▶ **Task input**
----

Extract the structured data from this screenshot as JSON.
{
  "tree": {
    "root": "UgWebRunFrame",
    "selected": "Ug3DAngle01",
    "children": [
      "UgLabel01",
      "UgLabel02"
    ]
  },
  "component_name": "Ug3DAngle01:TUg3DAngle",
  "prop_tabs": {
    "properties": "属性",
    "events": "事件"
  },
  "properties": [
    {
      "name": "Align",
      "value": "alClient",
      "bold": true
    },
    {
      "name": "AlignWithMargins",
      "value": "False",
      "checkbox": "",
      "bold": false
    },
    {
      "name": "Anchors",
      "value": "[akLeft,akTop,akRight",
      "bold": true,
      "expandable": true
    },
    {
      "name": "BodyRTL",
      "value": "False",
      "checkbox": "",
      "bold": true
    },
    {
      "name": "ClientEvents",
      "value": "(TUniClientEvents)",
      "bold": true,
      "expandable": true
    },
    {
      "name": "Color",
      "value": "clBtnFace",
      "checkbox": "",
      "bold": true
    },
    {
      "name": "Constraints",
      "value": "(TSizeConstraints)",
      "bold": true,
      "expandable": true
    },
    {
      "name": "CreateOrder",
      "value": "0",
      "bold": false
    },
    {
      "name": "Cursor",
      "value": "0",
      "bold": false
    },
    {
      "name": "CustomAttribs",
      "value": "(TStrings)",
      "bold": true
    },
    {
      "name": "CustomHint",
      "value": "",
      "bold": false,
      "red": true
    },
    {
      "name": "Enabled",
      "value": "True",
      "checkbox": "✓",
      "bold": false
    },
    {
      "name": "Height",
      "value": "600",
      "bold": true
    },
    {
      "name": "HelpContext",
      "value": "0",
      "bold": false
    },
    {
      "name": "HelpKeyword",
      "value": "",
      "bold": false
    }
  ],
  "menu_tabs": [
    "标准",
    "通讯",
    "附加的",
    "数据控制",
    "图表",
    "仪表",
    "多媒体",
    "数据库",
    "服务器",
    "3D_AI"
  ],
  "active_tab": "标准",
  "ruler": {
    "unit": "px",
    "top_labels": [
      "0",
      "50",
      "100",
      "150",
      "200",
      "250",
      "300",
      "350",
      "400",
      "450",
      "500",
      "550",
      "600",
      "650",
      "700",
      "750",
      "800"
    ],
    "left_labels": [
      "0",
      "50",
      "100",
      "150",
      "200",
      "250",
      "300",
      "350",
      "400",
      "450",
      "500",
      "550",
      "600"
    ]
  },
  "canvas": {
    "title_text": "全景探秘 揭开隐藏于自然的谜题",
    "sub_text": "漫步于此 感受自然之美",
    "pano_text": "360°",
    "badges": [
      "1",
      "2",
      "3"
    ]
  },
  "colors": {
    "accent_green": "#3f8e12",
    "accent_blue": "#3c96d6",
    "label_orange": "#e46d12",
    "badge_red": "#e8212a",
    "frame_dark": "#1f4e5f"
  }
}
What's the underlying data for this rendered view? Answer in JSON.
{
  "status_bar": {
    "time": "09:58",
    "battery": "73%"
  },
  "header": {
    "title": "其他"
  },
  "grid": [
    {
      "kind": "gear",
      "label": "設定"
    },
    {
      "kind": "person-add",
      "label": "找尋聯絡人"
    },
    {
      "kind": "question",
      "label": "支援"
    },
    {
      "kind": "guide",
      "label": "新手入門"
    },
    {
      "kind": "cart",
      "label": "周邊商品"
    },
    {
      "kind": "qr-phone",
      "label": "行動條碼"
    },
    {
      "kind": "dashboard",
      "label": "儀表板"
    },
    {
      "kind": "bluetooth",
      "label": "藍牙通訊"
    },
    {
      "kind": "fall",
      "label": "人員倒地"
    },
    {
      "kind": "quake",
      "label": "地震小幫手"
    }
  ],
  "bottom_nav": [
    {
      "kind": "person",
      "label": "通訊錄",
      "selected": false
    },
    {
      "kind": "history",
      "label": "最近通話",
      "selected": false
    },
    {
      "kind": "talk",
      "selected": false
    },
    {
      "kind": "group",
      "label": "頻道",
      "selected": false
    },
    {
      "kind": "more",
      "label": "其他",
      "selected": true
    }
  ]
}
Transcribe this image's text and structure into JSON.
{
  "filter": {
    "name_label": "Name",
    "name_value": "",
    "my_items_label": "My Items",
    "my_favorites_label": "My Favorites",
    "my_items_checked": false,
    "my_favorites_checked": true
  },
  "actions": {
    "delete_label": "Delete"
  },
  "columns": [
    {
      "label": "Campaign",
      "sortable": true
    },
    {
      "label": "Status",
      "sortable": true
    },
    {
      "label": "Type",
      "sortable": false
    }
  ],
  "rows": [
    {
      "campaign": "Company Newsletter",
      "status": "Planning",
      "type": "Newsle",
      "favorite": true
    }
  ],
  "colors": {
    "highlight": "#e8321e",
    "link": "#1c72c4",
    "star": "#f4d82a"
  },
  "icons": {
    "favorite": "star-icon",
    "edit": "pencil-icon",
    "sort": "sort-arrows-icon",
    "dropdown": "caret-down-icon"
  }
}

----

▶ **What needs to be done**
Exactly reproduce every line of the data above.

▶ **Answer section**
Extract the structured data from this screenshot as JSON.
{
  "tree": {
    "root": "UgWebRunFrame",
    "selected": "Ug3DAngle01",
    "children": [
      "UgLabel01",
      "UgLabel02"
    ]
  },
  "component_name": "Ug3DAngle01:TUg3DAngle",
  "prop_tabs": {
    "properties": "属性",
    "events": "事件"
  },
  "properties": [
    {
      "name": "Align",
      "value": "alClient",
      "bold": true
    },
    {
      "name": "AlignWithMargins",
      "value": "False",
      "checkbox": "",
      "bold": false
    },
    {
      "name": "Anchors",
      "value": "[akLeft,akTop,akRight",
      "bold": true,
      "expandable": true
    },
    {
      "name": "BodyRTL",
      "value": "False",
      "checkbox": "",
      "bold": true
    },
    {
      "name": "ClientEvents",
      "value": "(TUniClientEvents)",
      "bold": true,
      "expandable": true
    },
    {
      "name": "Color",
      "value": "clBtnFace",
      "checkbox": "",
      "bold": true
    },
    {
      "name": "Constraints",
      "value": "(TSizeConstraints)",
      "bold": true,
      "expandable": true
    },
    {
      "name": "CreateOrder",
      "value": "0",
      "bold": false
    },
    {
      "name": "Cursor",
      "value": "0",
      "bold": false
    },
    {
      "name": "CustomAttribs",
      "value": "(TStrings)",
      "bold": true
    },
    {
      "name": "CustomHint",
      "value": "",
      "bold": false,
      "red": true
    },
    {
      "name": "Enabled",
      "value": "True",
      "checkbox": "✓",
      "bold": false
    },
    {
      "name": "Height",
      "value": "600",
      "bold": true
    },
    {
      "name": "HelpContext",
      "value": "0",
      "bold": false
    },
    {
      "name": "HelpKeyword",
      "value": "",
      "bold": false
    }
  ],
  "menu_tabs": [
    "标准",
    "通讯",
    "附加的",
    "数据控制",
    "图表",
    "仪表",
    "多媒体",
    "数据库",
    "服务器",
    "3D_AI"
  ],
  "active_tab": "标准",
  "ruler": {
    "unit": "px",
    "top_labels": [
      "0",
      "50",
      "100",
      "150",
      "200",
      "250",
      "300",
      "350",
      "400",
      "450",
      "500",
      "550",
      "600",
      "650",
      "700",
      "750",
      "800"
    ],
    "left_labels": [
      "0",
      "50",
      "100",
      "150",
      "200",
      "250",
      "300",
      "350",
      "400",
      "450",
      "500",
      "550",
      "600"
    ]
  },
  "canvas": {
    "title_text": "全景探秘 揭开隐藏于自然的谜题",
    "sub_text": "漫步于此 感受自然之美",
    "pano_text": "360°",
    "badges": [
      "1",
      "2",
      "3"
    ]
  },
  "colors": {
    "accent_green": "#3f8e12",
    "accent_blue": "#3c96d6",
    "label_orange": "#e46d12",
    "badge_red": "#e8212a",
    "frame_dark": "#1f4e5f"
  }
}
What's the underlying data for this rendered view? Answer in JSON.
{
  "status_bar": {
    "time": "09:58",
    "battery": "73%"
  },
  "header": {
    "title": "其他"
  },
  "grid": [
    {
      "kind": "gear",
      "label": "設定"
    },
    {
      "kind": "person-add",
      "label": "找尋聯絡人"
    },
    {
      "kind": "question",
      "label": "支援"
    },
    {
      "kind": "guide",
      "label": "新手入門"
    },
    {
      "kind": "cart",
      "label": "周邊商品"
    },
    {
      "kind": "qr-phone",
      "label": "行動條碼"
    },
    {
      "kind": "dashboard",
      "label": "儀表板"
    },
    {
      "kind": "bluetooth",
      "label": "藍牙通訊"
    },
    {
      "kind": "fall",
      "label": "人員倒地"
    },
    {
      "kind": "quake",
      "label": "地震小幫手"
    }
  ],
  "bottom_nav": [
    {
      "kind": "person",
      "label": "通訊錄",
      "selected": false
    },
    {
      "kind": "history",
      "label": "最近通話",
      "selected": false
    },
    {
      "kind": "talk",
      "selected": false
    },
    {
      "kind": "group",
      "label": "頻道",
      "selected": false
    },
    {
      "kind": "more",
      "label": "其他",
      "selected": true
    }
  ]
}
Transcribe this image's text and structure into JSON.
{
  "filter": {
    "name_label": "Name",
    "name_value": "",
    "my_items_label": "My Items",
    "my_favorites_label": "My Favorites",
    "my_items_checked": false,
    "my_favorites_checked": true
  },
  "actions": {
    "delete_label": "Delete"
  },
  "columns": [
    {
      "label": "Campaign",
      "sortable": true
    },
    {
      "label": "Status",
      "sortable": true
    },
    {
      "label": "Type",
      "sortable": false
    }
  ],
  "rows": [
    {
      "campaign": "Company Newsletter",
      "status": "Planning",
      "type": "Newsle",
      "favorite": true
    }
  ],
  "colors": {
    "highlight": "#e8321e",
    "link": "#1c72c4",
    "star": "#f4d82a"
  },
  "icons": {
    "favorite": "star-icon",
    "edit": "pencil-icon",
    "sort": "sort-arrows-icon",
    "dropdown": "caret-down-icon"
  }
}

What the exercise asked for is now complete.